• **Task**
Search the entries below for the word "icon" and copy every line where it appears.

• **Available data**
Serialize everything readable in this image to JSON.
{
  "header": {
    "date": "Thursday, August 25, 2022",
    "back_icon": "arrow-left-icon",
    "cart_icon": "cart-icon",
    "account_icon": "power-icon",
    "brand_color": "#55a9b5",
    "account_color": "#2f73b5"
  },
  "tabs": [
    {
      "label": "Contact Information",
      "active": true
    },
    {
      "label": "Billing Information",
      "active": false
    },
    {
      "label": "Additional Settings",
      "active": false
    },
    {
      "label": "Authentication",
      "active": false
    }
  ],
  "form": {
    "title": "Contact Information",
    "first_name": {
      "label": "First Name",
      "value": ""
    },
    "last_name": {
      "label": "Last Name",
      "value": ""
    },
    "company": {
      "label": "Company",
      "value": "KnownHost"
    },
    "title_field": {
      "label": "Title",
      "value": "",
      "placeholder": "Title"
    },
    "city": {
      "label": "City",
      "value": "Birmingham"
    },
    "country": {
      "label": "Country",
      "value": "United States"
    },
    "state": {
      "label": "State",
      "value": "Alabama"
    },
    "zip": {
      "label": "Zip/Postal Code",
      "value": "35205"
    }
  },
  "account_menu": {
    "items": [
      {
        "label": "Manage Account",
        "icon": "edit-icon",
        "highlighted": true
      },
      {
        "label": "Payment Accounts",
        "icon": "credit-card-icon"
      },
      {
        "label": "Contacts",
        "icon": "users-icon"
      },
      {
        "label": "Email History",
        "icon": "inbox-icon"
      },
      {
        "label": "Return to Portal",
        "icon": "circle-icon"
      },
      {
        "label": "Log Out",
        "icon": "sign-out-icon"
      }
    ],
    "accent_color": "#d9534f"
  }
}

• **Task result**
    "back_icon": "arrow-left-icon",
    "cart_icon": "cart-icon",
    "account_icon": "power-icon",
        "icon": "edit-icon",
        "icon": "credit-card-icon"
        "icon": "users-icon"
        "icon": "inbox-icon"
        "icon": "circle-icon"
        "icon": "sign-out-icon"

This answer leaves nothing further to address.